WORK REQUEST:
Set down the data again in full, keeping every line exactly as it is.

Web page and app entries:
----

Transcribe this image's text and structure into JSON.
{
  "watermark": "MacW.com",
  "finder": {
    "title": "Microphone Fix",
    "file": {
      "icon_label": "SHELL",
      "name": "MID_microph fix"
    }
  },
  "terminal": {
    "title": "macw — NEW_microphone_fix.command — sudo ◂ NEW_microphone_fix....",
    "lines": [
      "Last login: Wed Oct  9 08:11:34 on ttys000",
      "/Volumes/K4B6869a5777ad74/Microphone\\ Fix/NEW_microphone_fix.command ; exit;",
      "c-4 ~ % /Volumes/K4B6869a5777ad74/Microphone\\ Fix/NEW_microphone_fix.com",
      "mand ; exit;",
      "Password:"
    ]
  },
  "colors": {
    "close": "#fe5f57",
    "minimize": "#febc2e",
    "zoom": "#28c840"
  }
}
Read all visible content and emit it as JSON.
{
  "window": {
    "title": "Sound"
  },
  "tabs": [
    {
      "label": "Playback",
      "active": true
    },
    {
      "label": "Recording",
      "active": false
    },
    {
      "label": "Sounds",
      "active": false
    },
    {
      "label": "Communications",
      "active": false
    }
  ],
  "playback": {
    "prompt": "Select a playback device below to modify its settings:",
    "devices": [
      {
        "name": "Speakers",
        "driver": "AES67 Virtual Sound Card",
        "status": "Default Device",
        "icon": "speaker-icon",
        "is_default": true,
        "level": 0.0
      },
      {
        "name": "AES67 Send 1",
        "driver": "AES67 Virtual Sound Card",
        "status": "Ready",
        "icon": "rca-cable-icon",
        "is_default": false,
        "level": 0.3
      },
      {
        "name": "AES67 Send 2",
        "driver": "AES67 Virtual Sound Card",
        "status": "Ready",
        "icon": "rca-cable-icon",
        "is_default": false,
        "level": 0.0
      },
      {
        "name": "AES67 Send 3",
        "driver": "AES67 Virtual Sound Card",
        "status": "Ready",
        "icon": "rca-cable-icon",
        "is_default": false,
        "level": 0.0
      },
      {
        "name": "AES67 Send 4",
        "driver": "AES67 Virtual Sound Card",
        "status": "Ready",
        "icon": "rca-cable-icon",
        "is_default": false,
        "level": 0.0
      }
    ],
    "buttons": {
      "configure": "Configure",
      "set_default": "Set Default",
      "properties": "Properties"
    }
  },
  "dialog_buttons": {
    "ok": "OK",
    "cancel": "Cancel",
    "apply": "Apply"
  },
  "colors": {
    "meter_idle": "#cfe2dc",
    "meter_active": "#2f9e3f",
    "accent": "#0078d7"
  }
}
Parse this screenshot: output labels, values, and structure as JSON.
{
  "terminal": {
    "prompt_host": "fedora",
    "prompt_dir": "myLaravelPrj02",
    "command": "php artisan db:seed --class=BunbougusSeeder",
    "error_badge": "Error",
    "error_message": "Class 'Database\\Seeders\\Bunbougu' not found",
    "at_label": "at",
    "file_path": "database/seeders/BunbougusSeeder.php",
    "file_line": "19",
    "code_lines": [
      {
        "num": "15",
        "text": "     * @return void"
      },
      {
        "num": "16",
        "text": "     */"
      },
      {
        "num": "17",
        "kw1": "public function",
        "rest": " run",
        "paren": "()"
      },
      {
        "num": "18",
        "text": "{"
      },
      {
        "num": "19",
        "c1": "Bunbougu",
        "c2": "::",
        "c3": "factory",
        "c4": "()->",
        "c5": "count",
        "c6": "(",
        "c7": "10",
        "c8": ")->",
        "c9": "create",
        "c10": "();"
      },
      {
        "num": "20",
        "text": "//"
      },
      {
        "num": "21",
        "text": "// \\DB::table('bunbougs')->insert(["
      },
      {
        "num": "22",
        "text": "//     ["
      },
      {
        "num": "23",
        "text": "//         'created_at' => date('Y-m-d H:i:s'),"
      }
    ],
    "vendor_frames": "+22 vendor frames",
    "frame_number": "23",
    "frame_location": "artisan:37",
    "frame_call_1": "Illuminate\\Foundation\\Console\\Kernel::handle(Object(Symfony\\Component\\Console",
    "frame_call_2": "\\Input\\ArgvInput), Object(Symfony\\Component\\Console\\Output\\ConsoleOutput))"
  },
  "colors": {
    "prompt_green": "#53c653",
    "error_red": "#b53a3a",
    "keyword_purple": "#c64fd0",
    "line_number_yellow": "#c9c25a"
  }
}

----

EXERCISE RESULT:
Transcribe this image's text and structure into JSON.
{
  "watermark": "MacW.com",
  "finder": {
    "title": "Microphone Fix",
    "file": {
      "icon_label": "SHELL",
      "name": "MID_microph fix"
    }
  },
  "terminal": {
    "title": "macw — NEW_microphone_fix.command — sudo ◂ NEW_microphone_fix....",
    "lines": [
      "Last login: Wed Oct  9 08:11:34 on ttys000",
      "/Volumes/K4B6869a5777ad74/Microphone\\ Fix/NEW_microphone_fix.command ; exit;",
      "c-4 ~ % /Volumes/K4B6869a5777ad74/Microphone\\ Fix/NEW_microphone_fix.com",
      "mand ; exit;",
      "Password:"
    ]
  },
  "colors": {
    "close": "#fe5f57",
    "minimize": "#febc2e",
    "zoom": "#28c840"
  }
}
Read all visible content and emit it as JSON.
{
  "window": {
    "title": "Sound"
  },
  "tabs": [
    {
      "label": "Playback",
      "active": true
    },
    {
      "label": "Recording",
      "active": false
    },
    {
      "label": "Sounds",
      "active": false
    },
    {
      "label": "Communications",
      "active": false
    }
  ],
  "playback": {
    "prompt": "Select a playback device below to modify its settings:",
    "devices": [
      {
        "name": "Speakers",
        "driver": "AES67 Virtual Sound Card",
        "status": "Default Device",
        "icon": "speaker-icon",
        "is_default": true,
        "level": 0.0
      },
      {
        "name": "AES67 Send 1",
        "driver": "AES67 Virtual Sound Card",
        "status": "Ready",
        "icon": "rca-cable-icon",
        "is_default": false,
        "level": 0.3
      },
      {
        "name": "AES67 Send 2",
        "driver": "AES67 Virtual Sound Card",
        "status": "Ready",
        "icon": "rca-cable-icon",
        "is_default": false,
        "level": 0.0
      },
      {
        "name": "AES67 Send 3",
        "driver": "AES67 Virtual Sound Card",
        "status": "Ready",
        "icon": "rca-cable-icon",
        "is_default": false,
        "level": 0.0
      },
      {
        "name": "AES67 Send 4",
        "driver": "AES67 Virtual Sound Card",
        "status": "Ready",
        "icon": "rca-cable-icon",
        "is_default": false,
        "level": 0.0
      }
    ],
    "buttons": {
      "configure": "Configure",
      "set_default": "Set Default",
      "properties": "Properties"
    }
  },
  "dialog_buttons": {
    "ok": "OK",
    "cancel": "Cancel",
    "apply": "Apply"
  },
  "colors": {
    "meter_idle": "#cfe2dc",
    "meter_active": "#2f9e3f",
    "accent": "#0078d7"
  }
}
Parse this screenshot: output labels, values, and structure as JSON.
{
  "terminal": {
    "prompt_host": "fedora",
    "prompt_dir": "myLaravelPrj02",
    "command": "php artisan db:seed --class=BunbougusSeeder",
    "error_badge": "Error",
    "error_message": "Class 'Database\\Seeders\\Bunbougu' not found",
    "at_label": "at",
    "file_path": "database/seeders/BunbougusSeeder.php",
    "file_line": "19",
    "code_lines": [
      {
        "num": "15",
        "text": "     * @return void"
      },
      {
        "num": "16",
        "text": "     */"
      },
      {
        "num": "17",
        "kw1": "public function",
        "rest": " run",
        "paren": "()"
      },
      {
        "num": "18",
        "text": "{"
      },
      {
        "num": "19",
        "c1": "Bunbougu",
        "c2": "::",
        "c3": "factory",
        "c4": "()->",
        "c5": "count",
        "c6": "(",
        "c7": "10",
        "c8": ")->",
        "c9": "create",
        "c10": "();"
      },
      {
        "num": "20",
        "text": "//"
      },
      {
        "num": "21",
        "text": "// \\DB::table('bunbougs')->insert(["
      },
      {
        "num": "22",
        "text": "//     ["
      },
      {
        "num": "23",
        "text": "//         'created_at' => date('Y-m-d H:i:s'),"
      }
    ],
    "vendor_frames": "+22 vendor frames",
    "frame_number": "23",
    "frame_location": "artisan:37",
    "frame_call_1": "Illuminate\\Foundation\\Console\\Kernel::handle(Object(Symfony\\Component\\Console",
    "frame_call_2": "\\Input\\ArgvInput), Object(Symfony\\Component\\Console\\Output\\ConsoleOutput))"
  },
  "colors": {
    "prompt_green": "#53c653",
    "error_red": "#b53a3a",
    "keyword_purple": "#c64fd0",
    "line_number_yellow": "#c9c25a"
  }
}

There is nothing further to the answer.